US investigators have found potentially illegal software modifications in Mercedes-Benz diesel cars to help the vehicles pass emissions tests, a German paper said.

Daimler, which faces ongoing investigations by United States and German authorities into excess diesel emissions, has said investigations could lead to significant penalties and recalls. One called "Bit 15" was created to switch off emissions cleaning after 16 miles of driving, while another called "Slipguard" can detect if the auto is being tested based on speed and acceleration. One piece of software allegedly switched of emissions cleaning after 26 kilometers, allowing the vehicle to showcase normal emission behavior during regulatory testing.

In addition, another function that came under heavy scrutiny allowed the cleaning system for emissions to recognize if the vehicle was undergoing a test based upon the patterns of acceleration or speed.

A spokesman for Mercedes owner Daimler declined to comment on the content of the documents, saying the automaker was fully cooperating with the US authorities and had agreed upon strict confidentiality with the Department of Justice. The magazine said authorities believe the vans (and other Daimler vehicles) are equipped with an illegal defeat device that can control the amount of AdBlue used in the engines.

Growing scrutiny has taken place when it comes to diesel vehicles since 2015 when Volkswagen admitted to installing software in 580,000 vehicles in the US that allows the diesel engines to emit as much as 40 times above the legal allowable emissions in normal operation, but meet testing standards set by regulators.

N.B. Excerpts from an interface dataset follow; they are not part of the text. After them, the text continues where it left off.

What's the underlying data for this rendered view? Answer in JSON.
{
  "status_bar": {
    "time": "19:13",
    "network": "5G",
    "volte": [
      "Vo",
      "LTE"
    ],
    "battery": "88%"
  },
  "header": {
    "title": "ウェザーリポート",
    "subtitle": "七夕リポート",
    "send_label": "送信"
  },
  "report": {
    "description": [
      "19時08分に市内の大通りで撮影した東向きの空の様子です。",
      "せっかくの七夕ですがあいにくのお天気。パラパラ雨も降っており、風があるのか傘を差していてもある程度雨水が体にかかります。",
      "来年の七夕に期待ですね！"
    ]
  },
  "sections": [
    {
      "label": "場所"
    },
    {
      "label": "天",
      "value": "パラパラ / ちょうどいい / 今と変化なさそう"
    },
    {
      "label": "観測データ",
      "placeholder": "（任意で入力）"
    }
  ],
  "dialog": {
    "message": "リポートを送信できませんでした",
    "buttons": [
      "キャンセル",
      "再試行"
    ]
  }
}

The documents that were made available to Bild were obviously selected and then released as a means of harming the image of Daimler and its more than 290,000 employees.

Bild am Sonntag also cited emails from Daimler engineers questioning whether these software functions were legal.